The Completely Safe Way to Learn Forwards

So you want to learn to forward and you think you may be ready for them - if you have read my Brainswitch article in the 1995 August Windsurf you will hopefully have the motivation and confidence to go for this revered manoeuvre. As I promised back in that article (read it if you haven't yet, soon it will be up here) here is... my "Completely Safe Way to Learn Forwards"!! So cancel the ambulance, call off the coast guard, chuck away the bottle of aspirin that Mark Angulo once said you would need to learn forwards... because, contrary to popular belief there is a perfectly safe way to learn forwards! Read on....this is crucial reading too.


There are some physical and mental requirements that you need. I wouldn't tell my Mum there is a safe way for her to learn forwards.. she would put her back out... so are YOU are ready for them?....
Well, literally anybody who has good sail control and is fit enough to take some landings on their back can try. By good sail control I mean people who can confidently land high floaty jumps and be able to do a few tricks consistently; e.g; Heli tack, nose sink tack, or duck tack. Any of those will do. This is just a rough guide as there are people who can do forwards who can hardly gybe, however I would recommend that you learn the tricks first as you can only go so far with the forwards and the other rad manoeuvres if you do not have a good foundation in the sail control department. Also once on the road to learning forwards you will probably be having so much fun that it will be a long time before you go back to the tricks!

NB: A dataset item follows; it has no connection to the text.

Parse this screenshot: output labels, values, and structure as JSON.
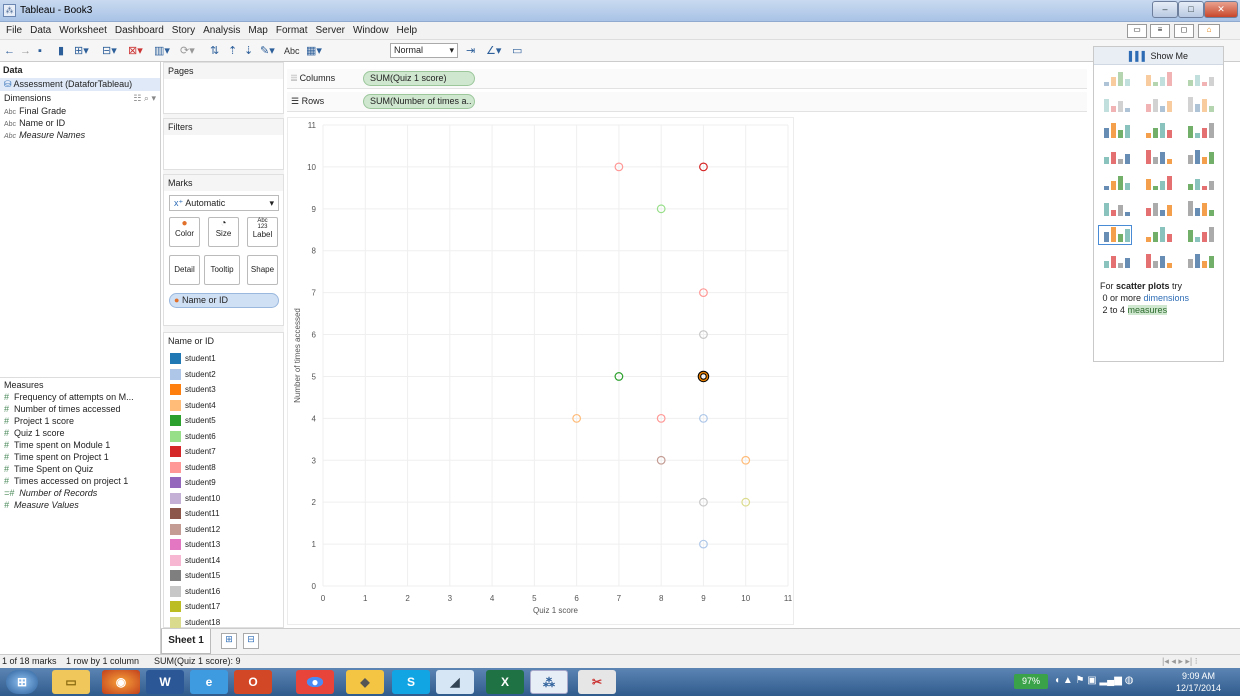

How Does a Forward Work?

It's important to have an understanding of how forwards actually work so, in the words of my girlfriend late the other night, "lets get technical". (No, not sexual - she wants to learn to forward too! Disapointing, I know!)
In simple terms : When sailing on flat water the sail is generating power from one point - the Centre of Effort (C of E). This force is pulling directly on the weight of the sailor's body through his arms and harness lines. (He then transfers that force to the board to create forward motion by pushing with his feet.) During a forward the same C of E is created, by sheeting in, however now the sailor moves his body back to the clew, rather than staying in line with the force. (Try and imagine it.) Thus the sail is pulled downwind and the sailor follows in a rotatory fashion. By holding that position the system of sailor and rig will keep rotating until he brings the C of E force back in line with his body, (or he hits the water). The rotation is fully controllable and can be sped up by the sailor by curling his body up tight near the clew, or it can even be stopped completely by him opening out his body and sheeting out. (or HER, girls can do it just as well as guys). Now,.. getting height and speed, and sheeting in, AND staying in that position is hard to do straight off because of the fear factor. The trick is to reduce the fear factor. It doesn't HAVE to be all or nothing... there is a way to learn gradually and safely....


The principle behind my safe learning technique is that you can do it slow and low (thus with less fear and danger), but still create the same rotation by cheating a bit. To do this the sailor has to bear off downwind, chop hop and then stick the nose of the board into the area of water downwind (on the otherside) of the mast base/ mast track. (Picture it) The same pull is created by the nose of the board stopping on contact with the water as during a normal loop, and the sailor is flicked onto his back. If he has beared down wind enough beforehand he will probably be able to waterstart away. This is the key to learning to forward. After this it is just a case of doing it faster, more aggressively and off bigger chop or swell when you feel comfortable and ready. Later you often cannot tell whether or not the nose of the board hit as the rotation feels identical. Wait!.. before you rush out and try this, read the extra details that you need to know, click "Conditions and Equipment" below.

Conditions and Equipment
To the Lesson, read "Conditions and Equipment first!"

Created by Cyber Chris K48
Copyright © 1997, Chris Calthrop, Last Updated - 01/01/01 04:00:08